Iran-Saudi crisis 'most dangerous for decades'
- 4 January 2016
- From the section Middle East
Relations between Saudi Arabia and Iran are at their worst for nearly 30 years.
Tensions have spiralled following the execution of Saudi cleric Nimr al-Nimr, the subsequent setting ablaze of the Saudi embassy in Tehran, and Riyadh's expulsion of Iranian diplomats.
The struggle between Riyadh and Tehran for political and religious influence has geopolitical implications that extend far beyond the placid waters of the Gulf and encompass nearly every major conflict zone in the Middle East.
Most notably, perhaps, the crisis means prospects for a diplomatic breakthrough in Syria and Yemen now look much more remote, just as international momentum for negotiations seemed to be on the verge of delivering results.
Years of turbulence
The current standoff is as dangerous as its 1980s predecessor, which first saw diplomatic ties suspended between 1988 and 1991.
This occurred at the end of the turbulent opening decade after the Iranian Revolution in 1979 and the grinding eight-year Iran-Iraq War from 1980 to 1988.
Saudi Arabia and the other Gulf Cooperation Council (GCC) states backed Iraq's Saddam Hussein during the war and suffered Iranian attacks on their shipping, while in 1984 the Saudi air force shot down an Iranian fighter jet that it claimed had entered Saudi airspace.
Saudi and other Arab Gulf governments also linked Iran's post-revolutionary government with a rise in Shia militancy, an aborted coup in Bahrain in 1981, and a failed attempt to assassinate the emir of Kuwait four years later.
Meanwhile, the Iranian-backed militant group Hezbollah al-Hejaz was formed in May 1987 as a cleric-based organisation modelled on Lebanese Hezbollah intent on carrying out military operations inside Saudi Arabia.
Hezbollah al-Hejaz issued a number of inflammatory statements threatening the Saudi royal family and carried out several deadly attacks in the late 1980s as tensions between Iran and Saudi Arabia rose sharply.

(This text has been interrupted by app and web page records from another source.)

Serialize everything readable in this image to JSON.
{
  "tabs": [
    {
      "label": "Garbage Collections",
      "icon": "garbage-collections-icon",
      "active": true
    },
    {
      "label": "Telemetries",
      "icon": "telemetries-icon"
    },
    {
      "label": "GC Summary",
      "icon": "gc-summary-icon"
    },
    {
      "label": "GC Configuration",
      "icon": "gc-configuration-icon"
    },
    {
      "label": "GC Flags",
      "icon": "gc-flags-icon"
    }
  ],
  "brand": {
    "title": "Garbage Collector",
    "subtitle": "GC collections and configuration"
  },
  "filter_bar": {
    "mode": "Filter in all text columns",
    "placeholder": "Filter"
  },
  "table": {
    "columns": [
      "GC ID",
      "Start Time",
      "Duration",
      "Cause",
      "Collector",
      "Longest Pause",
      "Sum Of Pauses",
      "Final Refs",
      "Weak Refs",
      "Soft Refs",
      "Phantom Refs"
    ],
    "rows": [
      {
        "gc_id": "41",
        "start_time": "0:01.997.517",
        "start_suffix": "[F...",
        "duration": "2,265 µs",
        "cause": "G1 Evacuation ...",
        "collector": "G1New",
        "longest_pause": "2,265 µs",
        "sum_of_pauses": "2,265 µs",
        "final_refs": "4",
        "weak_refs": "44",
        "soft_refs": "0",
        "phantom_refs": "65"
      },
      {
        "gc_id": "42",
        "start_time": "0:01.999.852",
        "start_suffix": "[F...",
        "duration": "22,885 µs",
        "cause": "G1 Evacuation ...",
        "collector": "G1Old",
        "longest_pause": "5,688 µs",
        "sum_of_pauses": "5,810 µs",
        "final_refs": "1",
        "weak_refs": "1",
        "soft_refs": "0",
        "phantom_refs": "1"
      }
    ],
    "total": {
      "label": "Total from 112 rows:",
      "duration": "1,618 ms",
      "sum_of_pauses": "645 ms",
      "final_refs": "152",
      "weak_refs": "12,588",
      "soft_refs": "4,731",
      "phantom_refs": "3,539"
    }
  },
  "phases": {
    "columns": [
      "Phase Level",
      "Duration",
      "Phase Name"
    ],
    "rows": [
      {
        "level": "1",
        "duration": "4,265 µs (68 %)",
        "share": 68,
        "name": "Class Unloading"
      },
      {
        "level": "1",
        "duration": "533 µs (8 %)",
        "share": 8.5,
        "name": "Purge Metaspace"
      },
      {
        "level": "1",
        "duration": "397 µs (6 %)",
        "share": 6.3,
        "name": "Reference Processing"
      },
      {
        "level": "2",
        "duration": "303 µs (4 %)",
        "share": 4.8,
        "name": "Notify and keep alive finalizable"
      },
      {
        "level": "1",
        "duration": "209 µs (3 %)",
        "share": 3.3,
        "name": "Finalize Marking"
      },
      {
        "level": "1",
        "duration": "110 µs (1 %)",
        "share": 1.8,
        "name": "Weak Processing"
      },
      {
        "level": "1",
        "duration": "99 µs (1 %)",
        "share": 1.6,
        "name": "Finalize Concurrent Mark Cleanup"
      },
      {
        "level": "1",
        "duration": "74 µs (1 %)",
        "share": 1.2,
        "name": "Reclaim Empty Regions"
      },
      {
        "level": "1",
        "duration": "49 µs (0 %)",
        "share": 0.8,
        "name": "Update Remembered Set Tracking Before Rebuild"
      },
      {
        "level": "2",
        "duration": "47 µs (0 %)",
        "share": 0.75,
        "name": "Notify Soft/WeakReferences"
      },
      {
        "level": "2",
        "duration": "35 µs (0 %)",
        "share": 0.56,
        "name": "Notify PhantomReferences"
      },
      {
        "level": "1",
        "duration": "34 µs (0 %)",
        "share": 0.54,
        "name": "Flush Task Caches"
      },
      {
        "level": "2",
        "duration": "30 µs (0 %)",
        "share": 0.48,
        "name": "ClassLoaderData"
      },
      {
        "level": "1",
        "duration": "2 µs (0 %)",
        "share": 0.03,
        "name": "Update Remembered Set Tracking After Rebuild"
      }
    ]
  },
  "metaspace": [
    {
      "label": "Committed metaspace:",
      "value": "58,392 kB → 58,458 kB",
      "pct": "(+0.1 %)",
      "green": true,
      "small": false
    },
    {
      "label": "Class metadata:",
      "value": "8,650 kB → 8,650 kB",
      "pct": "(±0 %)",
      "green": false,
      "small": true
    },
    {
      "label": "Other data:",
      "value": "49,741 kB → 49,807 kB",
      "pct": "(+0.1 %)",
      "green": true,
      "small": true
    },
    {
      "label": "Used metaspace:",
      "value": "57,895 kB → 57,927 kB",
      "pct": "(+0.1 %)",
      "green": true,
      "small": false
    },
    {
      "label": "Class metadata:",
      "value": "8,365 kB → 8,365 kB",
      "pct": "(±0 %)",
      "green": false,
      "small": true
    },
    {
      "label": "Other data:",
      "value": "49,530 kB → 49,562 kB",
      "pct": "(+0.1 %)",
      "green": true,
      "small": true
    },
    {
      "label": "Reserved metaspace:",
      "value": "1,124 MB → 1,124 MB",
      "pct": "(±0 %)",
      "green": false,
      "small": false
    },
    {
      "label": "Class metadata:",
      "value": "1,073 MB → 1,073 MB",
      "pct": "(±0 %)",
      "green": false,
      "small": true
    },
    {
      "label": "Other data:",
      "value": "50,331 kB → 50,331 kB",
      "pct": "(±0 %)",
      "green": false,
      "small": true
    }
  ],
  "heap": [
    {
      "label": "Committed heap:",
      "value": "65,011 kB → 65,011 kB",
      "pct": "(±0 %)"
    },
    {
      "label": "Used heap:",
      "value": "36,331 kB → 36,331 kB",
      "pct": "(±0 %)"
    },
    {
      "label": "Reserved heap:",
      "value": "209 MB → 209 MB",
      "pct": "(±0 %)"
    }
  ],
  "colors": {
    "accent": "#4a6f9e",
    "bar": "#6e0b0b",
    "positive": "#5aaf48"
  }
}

While the current crisis lacks as yet equivalent instances of direct confrontation, tensions are as dangerous as in the 1980s for three reasons.
The first is the legacy of years of sectarian politics that have done so much to divide the Middle East along Sunni-Shia lines and foster an atmosphere of deep distrust between Iran and its neighbours across the Gulf.
In such a supercharged atmosphere, the moderate middle ground has been sorely weakened and advocates of a hardline approach to regional affairs now hold sway.
Second, the Gulf states have followed increasingly assertive foreign policies over the past four years, partly in response to what they see as perennial Iranian "meddling" in regional conflicts, and also because of growing scepticism about the Obama administration's intentions in the Middle East.
For many in the Gulf, the primary threat from Iran lies not in Tehran's nuclear programme but in Iran's support for militant non-state actors such as Hezbollah and, more recently, the Shia Houthi rebels in Yemen.
Both the Saudi-led coalition in Yemen and the multinational coalition against terrorism announced last month by Deputy Crown Prince Mohammed bin Salman show Saudi officials in no mood to compromise on regional security matters.
Finally, the breakdown in diplomatic relations between Saudi Arabia and Iran probably sounds the death-knell, at least for now, for regional efforts to end the wars in Yemen and Syria.
Lost in the furore over the execution of Nimr al-Nimr was an announcement that the fragile ceasefire agreed in Yemen on 15 December had broken down.
Neither the ceasefire nor the UN-brokered talks that started at the same time had made much headway, and while the UN talks were due to resume on 14 January that is unlikely if the Saudi-led coalition and Iran intensify their involvement in Yemen.
A similar outcome may now await the Syrian peace talks due to begin in Geneva in late January, as weeks of patient behind-the-scenes outreach to align the warring parties will come to nothing if the two most influential external parties to the conflict instead double down and dig in.
Kristian Coates Ulrichsen is the Research Fellow for the Middle East at Rice University's James A Baker III Institute for Public Policy and an Associate Fellow with the Middle East and North Africa Programme at Chatham House. Follow him on Twitter.